■ Problem requirements
What follows is a listing to be repeated in full and without alteration.
** Opening The data block **
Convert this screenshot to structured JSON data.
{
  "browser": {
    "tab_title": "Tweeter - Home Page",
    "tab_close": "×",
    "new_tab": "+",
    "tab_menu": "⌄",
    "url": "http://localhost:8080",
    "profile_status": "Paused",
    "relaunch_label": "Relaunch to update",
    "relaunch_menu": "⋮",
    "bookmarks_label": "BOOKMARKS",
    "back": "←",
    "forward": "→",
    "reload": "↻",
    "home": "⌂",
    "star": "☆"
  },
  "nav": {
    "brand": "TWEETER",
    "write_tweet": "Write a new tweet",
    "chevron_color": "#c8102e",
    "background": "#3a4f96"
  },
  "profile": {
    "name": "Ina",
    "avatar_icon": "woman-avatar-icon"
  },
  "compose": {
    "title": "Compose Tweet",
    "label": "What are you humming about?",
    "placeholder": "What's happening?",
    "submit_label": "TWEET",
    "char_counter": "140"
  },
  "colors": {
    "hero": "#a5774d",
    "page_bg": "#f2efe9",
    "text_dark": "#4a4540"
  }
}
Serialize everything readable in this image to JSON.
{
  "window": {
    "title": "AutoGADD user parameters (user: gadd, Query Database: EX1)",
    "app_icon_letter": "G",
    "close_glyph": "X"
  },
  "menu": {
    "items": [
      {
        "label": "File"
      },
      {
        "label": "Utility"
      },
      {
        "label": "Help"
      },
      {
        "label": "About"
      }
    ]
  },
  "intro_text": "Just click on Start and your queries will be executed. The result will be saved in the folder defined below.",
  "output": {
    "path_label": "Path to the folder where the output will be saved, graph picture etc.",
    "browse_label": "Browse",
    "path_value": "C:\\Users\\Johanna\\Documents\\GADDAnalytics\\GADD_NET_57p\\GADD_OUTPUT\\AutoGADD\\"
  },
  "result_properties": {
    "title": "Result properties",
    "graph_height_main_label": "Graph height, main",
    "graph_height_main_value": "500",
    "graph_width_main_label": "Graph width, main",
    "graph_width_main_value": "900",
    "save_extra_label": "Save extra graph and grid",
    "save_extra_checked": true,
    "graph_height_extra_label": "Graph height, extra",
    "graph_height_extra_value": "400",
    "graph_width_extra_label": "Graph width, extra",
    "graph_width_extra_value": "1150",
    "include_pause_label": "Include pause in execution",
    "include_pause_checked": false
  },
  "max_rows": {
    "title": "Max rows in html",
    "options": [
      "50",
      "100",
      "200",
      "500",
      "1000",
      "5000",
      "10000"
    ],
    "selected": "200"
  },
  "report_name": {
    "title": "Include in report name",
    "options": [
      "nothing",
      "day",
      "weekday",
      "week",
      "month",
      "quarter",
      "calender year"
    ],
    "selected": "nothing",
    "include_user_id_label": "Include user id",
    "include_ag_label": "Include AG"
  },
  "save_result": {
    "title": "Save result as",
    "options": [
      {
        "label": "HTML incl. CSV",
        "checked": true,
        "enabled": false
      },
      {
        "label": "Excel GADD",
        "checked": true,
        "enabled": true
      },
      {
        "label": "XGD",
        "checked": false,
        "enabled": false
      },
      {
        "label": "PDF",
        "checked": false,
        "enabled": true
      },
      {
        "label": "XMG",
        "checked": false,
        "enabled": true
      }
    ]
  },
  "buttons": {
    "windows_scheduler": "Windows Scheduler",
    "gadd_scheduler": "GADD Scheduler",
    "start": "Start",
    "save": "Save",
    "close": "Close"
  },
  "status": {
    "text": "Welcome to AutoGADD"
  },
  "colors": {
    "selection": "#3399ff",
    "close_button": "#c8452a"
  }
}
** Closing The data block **
■ Exercise answer
Convert this screenshot to structured JSON data.
{
  "browser": {
    "tab_title": "Tweeter - Home Page",
    "tab_close": "×",
    "new_tab": "+",
    "tab_menu": "⌄",
    "url": "http://localhost:8080",
    "profile_status": "Paused",
    "relaunch_label": "Relaunch to update",
    "relaunch_menu": "⋮",
    "bookmarks_label": "BOOKMARKS",
    "back": "←",
    "forward": "→",
    "reload": "↻",
    "home": "⌂",
    "star": "☆"
  },
  "nav": {
    "brand": "TWEETER",
    "write_tweet": "Write a new tweet",
    "chevron_color": "#c8102e",
    "background": "#3a4f96"
  },
  "profile": {
    "name": "Ina",
    "avatar_icon": "woman-avatar-icon"
  },
  "compose": {
    "title": "Compose Tweet",
    "label": "What are you humming about?",
    "placeholder": "What's happening?",
    "submit_label": "TWEET",
    "char_counter": "140"
  },
  "colors": {
    "hero": "#a5774d",
    "page_bg": "#f2efe9",
    "text_dark": "#4a4540"
  }
}
Serialize everything readable in this image to JSON.
{
  "window": {
    "title": "AutoGADD user parameters (user: gadd, Query Database: EX1)",
    "app_icon_letter": "G",
    "close_glyph": "X"
  },
  "menu": {
    "items": [
      {
        "label": "File"
      },
      {
        "label": "Utility"
      },
      {
        "label": "Help"
      },
      {
        "label": "About"
      }
    ]
  },
  "intro_text": "Just click on Start and your queries will be executed. The result will be saved in the folder defined below.",
  "output": {
    "path_label": "Path to the folder where the output will be saved, graph picture etc.",
    "browse_label": "Browse",
    "path_value": "C:\\Users\\Johanna\\Documents\\GADDAnalytics\\GADD_NET_57p\\GADD_OUTPUT\\AutoGADD\\"
  },
  "result_properties": {
    "title": "Result properties",
    "graph_height_main_label": "Graph height, main",
    "graph_height_main_value": "500",
    "graph_width_main_label": "Graph width, main",
    "graph_width_main_value": "900",
    "save_extra_label": "Save extra graph and grid",
    "save_extra_checked": true,
    "graph_height_extra_label": "Graph height, extra",
    "graph_height_extra_value": "400",
    "graph_width_extra_label": "Graph width, extra",
    "graph_width_extra_value": "1150",
    "include_pause_label": "Include pause in execution",
    "include_pause_checked": false
  },
  "max_rows": {
    "title": "Max rows in html",
    "options": [
      "50",
      "100",
      "200",
      "500",
      "1000",
      "5000",
      "10000"
    ],
    "selected": "200"
  },
  "report_name": {
    "title": "Include in report name",
    "options": [
      "nothing",
      "day",
      "weekday",
      "week",
      "month",
      "quarter",
      "calender year"
    ],
    "selected": "nothing",
    "include_user_id_label": "Include user id",
    "include_ag_label": "Include AG"
  },
  "save_result": {
    "title": "Save result as",
    "options": [
      {
        "label": "HTML incl. CSV",
        "checked": true,
        "enabled": false
      },
      {
        "label": "Excel GADD",
        "checked": true,
        "enabled": true
      },
      {
        "label": "XGD",
        "checked": false,
        "enabled": false
      },
      {
        "label": "PDF",
        "checked": false,
        "enabled": true
      },
      {
        "label": "XMG",
        "checked": false,
        "enabled": true
      }
    ]
  },
  "buttons": {
    "windows_scheduler": "Windows Scheduler",
    "gadd_scheduler": "GADD Scheduler",
    "start": "Start",
    "save": "Save",
    "close": "Close"
  },
  "status": {
    "text": "Welcome to AutoGADD"
  },
  "colors": {
    "selection": "#3399ff",
    "close_button": "#c8452a"
  }
}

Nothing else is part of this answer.